Set down the records again. Every word and mark must match exactly.

(Input data)

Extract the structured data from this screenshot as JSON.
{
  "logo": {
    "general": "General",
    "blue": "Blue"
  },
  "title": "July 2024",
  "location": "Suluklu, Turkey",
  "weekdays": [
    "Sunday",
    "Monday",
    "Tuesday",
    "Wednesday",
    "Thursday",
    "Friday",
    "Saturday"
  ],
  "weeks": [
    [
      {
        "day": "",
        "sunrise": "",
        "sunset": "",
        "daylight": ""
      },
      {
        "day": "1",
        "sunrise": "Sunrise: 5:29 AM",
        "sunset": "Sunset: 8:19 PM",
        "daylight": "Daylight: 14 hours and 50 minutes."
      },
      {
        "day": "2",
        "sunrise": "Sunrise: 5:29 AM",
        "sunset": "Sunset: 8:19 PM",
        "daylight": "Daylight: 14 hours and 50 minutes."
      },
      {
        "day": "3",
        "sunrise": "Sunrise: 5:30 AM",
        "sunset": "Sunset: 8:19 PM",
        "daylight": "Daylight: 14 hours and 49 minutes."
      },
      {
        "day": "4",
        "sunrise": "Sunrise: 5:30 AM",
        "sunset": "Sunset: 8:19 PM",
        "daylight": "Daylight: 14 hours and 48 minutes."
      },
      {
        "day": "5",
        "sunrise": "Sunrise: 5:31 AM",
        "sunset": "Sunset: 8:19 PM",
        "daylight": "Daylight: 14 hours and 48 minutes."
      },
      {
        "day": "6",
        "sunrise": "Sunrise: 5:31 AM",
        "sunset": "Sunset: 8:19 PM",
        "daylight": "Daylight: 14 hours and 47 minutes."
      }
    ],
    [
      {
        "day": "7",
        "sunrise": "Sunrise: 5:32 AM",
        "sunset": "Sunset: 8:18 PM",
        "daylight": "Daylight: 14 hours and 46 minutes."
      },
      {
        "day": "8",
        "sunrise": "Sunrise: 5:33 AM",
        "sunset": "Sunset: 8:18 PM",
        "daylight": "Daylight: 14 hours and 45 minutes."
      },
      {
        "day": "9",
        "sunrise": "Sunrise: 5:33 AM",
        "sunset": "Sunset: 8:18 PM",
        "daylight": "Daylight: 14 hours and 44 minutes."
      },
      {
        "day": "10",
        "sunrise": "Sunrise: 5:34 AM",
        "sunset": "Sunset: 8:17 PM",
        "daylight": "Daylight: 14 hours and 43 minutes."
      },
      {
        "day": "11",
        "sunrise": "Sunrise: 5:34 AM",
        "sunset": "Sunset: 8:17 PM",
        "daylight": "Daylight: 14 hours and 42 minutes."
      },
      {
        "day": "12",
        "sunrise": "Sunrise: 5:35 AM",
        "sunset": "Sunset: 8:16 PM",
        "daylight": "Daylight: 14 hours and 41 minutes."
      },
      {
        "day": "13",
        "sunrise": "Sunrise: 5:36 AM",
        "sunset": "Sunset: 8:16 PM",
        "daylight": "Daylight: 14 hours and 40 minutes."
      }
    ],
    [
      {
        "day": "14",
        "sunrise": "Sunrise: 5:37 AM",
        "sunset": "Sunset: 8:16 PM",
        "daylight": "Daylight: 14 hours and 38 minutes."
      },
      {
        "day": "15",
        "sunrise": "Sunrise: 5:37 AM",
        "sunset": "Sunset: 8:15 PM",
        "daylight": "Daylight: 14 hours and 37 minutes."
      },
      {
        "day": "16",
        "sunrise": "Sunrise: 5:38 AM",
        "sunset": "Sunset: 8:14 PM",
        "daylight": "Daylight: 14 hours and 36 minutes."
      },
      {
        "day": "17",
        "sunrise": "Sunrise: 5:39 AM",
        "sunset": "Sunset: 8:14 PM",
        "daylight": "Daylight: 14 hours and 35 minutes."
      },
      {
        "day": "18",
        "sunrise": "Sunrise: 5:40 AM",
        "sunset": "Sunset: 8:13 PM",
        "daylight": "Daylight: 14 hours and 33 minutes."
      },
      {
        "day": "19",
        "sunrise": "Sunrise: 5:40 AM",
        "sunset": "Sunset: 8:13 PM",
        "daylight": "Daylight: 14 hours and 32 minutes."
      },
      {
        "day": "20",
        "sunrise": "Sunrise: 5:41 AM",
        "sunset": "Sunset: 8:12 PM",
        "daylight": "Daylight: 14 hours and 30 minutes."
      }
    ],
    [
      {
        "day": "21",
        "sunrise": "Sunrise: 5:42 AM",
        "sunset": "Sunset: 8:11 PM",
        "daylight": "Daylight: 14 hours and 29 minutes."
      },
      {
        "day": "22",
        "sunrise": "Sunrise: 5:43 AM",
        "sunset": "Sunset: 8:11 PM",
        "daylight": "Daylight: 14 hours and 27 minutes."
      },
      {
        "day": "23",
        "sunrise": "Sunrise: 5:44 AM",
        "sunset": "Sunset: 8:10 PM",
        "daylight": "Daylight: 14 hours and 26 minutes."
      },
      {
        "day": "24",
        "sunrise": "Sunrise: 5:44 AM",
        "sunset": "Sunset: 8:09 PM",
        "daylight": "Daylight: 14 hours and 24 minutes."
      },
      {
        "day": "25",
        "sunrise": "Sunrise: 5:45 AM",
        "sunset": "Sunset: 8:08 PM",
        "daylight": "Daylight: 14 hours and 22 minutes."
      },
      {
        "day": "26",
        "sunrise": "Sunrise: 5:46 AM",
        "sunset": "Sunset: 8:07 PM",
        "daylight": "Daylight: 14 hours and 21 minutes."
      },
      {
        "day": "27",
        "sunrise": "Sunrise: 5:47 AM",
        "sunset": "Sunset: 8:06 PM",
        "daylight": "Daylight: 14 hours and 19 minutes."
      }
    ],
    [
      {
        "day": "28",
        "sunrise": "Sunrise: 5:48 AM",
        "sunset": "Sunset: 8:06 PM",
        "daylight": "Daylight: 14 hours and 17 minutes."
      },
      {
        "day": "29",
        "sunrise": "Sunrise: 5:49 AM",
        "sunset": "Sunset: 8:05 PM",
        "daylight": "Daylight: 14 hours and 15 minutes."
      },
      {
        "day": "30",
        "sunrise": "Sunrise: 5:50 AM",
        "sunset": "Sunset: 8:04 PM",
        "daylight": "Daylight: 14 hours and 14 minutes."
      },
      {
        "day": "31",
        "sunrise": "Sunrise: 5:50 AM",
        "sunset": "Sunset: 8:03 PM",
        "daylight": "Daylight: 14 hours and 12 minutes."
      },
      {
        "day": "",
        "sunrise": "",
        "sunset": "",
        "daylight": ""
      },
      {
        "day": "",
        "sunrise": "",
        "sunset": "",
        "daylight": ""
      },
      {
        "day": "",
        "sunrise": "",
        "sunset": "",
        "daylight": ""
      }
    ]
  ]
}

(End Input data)

## Problem solution
Extract the structured data from this screenshot as JSON.
{
  "logo": {
    "general": "General",
    "blue": "Blue"
  },
  "title": "July 2024",
  "location": "Suluklu, Turkey",
  "weekdays": [
    "Sunday",
    "Monday",
    "Tuesday",
    "Wednesday",
    "Thursday",
    "Friday",
    "Saturday"
  ],
  "weeks": [
    [
      {
        "day": "",
        "sunrise": "",
        "sunset": "",
        "daylight": ""
      },
      {
        "day": "1",
        "sunrise": "Sunrise: 5:29 AM",
        "sunset": "Sunset: 8:19 PM",
        "daylight": "Daylight: 14 hours and 50 minutes."
      },
      {
        "day": "2",
        "sunrise": "Sunrise: 5:29 AM",
        "sunset": "Sunset: 8:19 PM",
        "daylight": "Daylight: 14 hours and 50 minutes."
      },
      {
        "day": "3",
        "sunrise": "Sunrise: 5:30 AM",
        "sunset": "Sunset: 8:19 PM",
        "daylight": "Daylight: 14 hours and 49 minutes."
      },
      {
        "day": "4",
        "sunrise": "Sunrise: 5:30 AM",
        "sunset": "Sunset: 8:19 PM",
        "daylight": "Daylight: 14 hours and 48 minutes."
      },
      {
        "day": "5",
        "sunrise": "Sunrise: 5:31 AM",
        "sunset": "Sunset: 8:19 PM",
        "daylight": "Daylight: 14 hours and 48 minutes."
      },
      {
        "day": "6",
        "sunrise": "Sunrise: 5:31 AM",
        "sunset": "Sunset: 8:19 PM",
        "daylight": "Daylight: 14 hours and 47 minutes."
      }
    ],
    [
      {
        "day": "7",
        "sunrise": "Sunrise: 5:32 AM",
        "sunset": "Sunset: 8:18 PM",
        "daylight": "Daylight: 14 hours and 46 minutes."
      },
      {
        "day": "8",
        "sunrise": "Sunrise: 5:33 AM",
        "sunset": "Sunset: 8:18 PM",
        "daylight": "Daylight: 14 hours and 45 minutes."
      },
      {
        "day": "9",
        "sunrise": "Sunrise: 5:33 AM",
        "sunset": "Sunset: 8:18 PM",
        "daylight": "Daylight: 14 hours and 44 minutes."
      },
      {
        "day": "10",
        "sunrise": "Sunrise: 5:34 AM",
        "sunset": "Sunset: 8:17 PM",
        "daylight": "Daylight: 14 hours and 43 minutes."
      },
      {
        "day": "11",
        "sunrise": "Sunrise: 5:34 AM",
        "sunset": "Sunset: 8:17 PM",
        "daylight": "Daylight: 14 hours and 42 minutes."
      },
      {
        "day": "12",
        "sunrise": "Sunrise: 5:35 AM",
        "sunset": "Sunset: 8:16 PM",
        "daylight": "Daylight: 14 hours and 41 minutes."
      },
      {
        "day": "13",
        "sunrise": "Sunrise: 5:36 AM",
        "sunset": "Sunset: 8:16 PM",
        "daylight": "Daylight: 14 hours and 40 minutes."
      }
    ],
    [
      {
        "day": "14",
        "sunrise": "Sunrise: 5:37 AM",
        "sunset": "Sunset: 8:16 PM",
        "daylight": "Daylight: 14 hours and 38 minutes."
      },
      {
        "day": "15",
        "sunrise": "Sunrise: 5:37 AM",
        "sunset": "Sunset: 8:15 PM",
        "daylight": "Daylight: 14 hours and 37 minutes."
      },
      {
        "day": "16",
        "sunrise": "Sunrise: 5:38 AM",
        "sunset": "Sunset: 8:14 PM",
        "daylight": "Daylight: 14 hours and 36 minutes."
      },
      {
        "day": "17",
        "sunrise": "Sunrise: 5:39 AM",
        "sunset": "Sunset: 8:14 PM",
        "daylight": "Daylight: 14 hours and 35 minutes."
      },
      {
        "day": "18",
        "sunrise": "Sunrise: 5:40 AM",
        "sunset": "Sunset: 8:13 PM",
        "daylight": "Daylight: 14 hours and 33 minutes."
      },
      {
        "day": "19",
        "sunrise": "Sunrise: 5:40 AM",
        "sunset": "Sunset: 8:13 PM",
        "daylight": "Daylight: 14 hours and 32 minutes."
      },
      {
        "day": "20",
        "sunrise": "Sunrise: 5:41 AM",
        "sunset": "Sunset: 8:12 PM",
        "daylight": "Daylight: 14 hours and 30 minutes."
      }
    ],
    [
      {
        "day": "21",
        "sunrise": "Sunrise: 5:42 AM",
        "sunset": "Sunset: 8:11 PM",
        "daylight": "Daylight: 14 hours and 29 minutes."
      },
      {
        "day": "22",
        "sunrise": "Sunrise: 5:43 AM",
        "sunset": "Sunset: 8:11 PM",
        "daylight": "Daylight: 14 hours and 27 minutes."
      },
      {
        "day": "23",
        "sunrise": "Sunrise: 5:44 AM",
        "sunset": "Sunset: 8:10 PM",
        "daylight": "Daylight: 14 hours and 26 minutes."
      },
      {
        "day": "24",
        "sunrise": "Sunrise: 5:44 AM",
        "sunset": "Sunset: 8:09 PM",
        "daylight": "Daylight: 14 hours and 24 minutes."
      },
      {
        "day": "25",
        "sunrise": "Sunrise: 5:45 AM",
        "sunset": "Sunset: 8:08 PM",
        "daylight": "Daylight: 14 hours and 22 minutes."
      },
      {
        "day": "26",
        "sunrise": "Sunrise: 5:46 AM",
        "sunset": "Sunset: 8:07 PM",
        "daylight": "Daylight: 14 hours and 21 minutes."
      },
      {
        "day": "27",
        "sunrise": "Sunrise: 5:47 AM",
        "sunset": "Sunset: 8:06 PM",
        "daylight": "Daylight: 14 hours and 19 minutes."
      }
    ],
    [
      {
        "day": "28",
        "sunrise": "Sunrise: 5:48 AM",
        "sunset": "Sunset: 8:06 PM",
        "daylight": "Daylight: 14 hours and 17 minutes."
      },
      {
        "day": "29",
        "sunrise": "Sunrise: 5:49 AM",
        "sunset": "Sunset: 8:05 PM",
        "daylight": "Daylight: 14 hours and 15 minutes."
      },
      {
        "day": "30",
        "sunrise": "Sunrise: 5:50 AM",
        "sunset": "Sunset: 8:04 PM",
        "daylight": "Daylight: 14 hours and 14 minutes."
      },
      {
        "day": "31",
        "sunrise": "Sunrise: 5:50 AM",
        "sunset": "Sunset: 8:03 PM",
        "daylight": "Daylight: 14 hours and 12 minutes."
      },
      {
        "day": "",
        "sunrise": "",
        "sunset": "",
        "daylight": ""
      },
      {
        "day": "",
        "sunrise": "",
        "sunset": "",
        "daylight": ""
      },
      {
        "day": "",
        "sunrise": "",
        "sunset": "",
        "daylight": ""
      }
    ]
  ]
}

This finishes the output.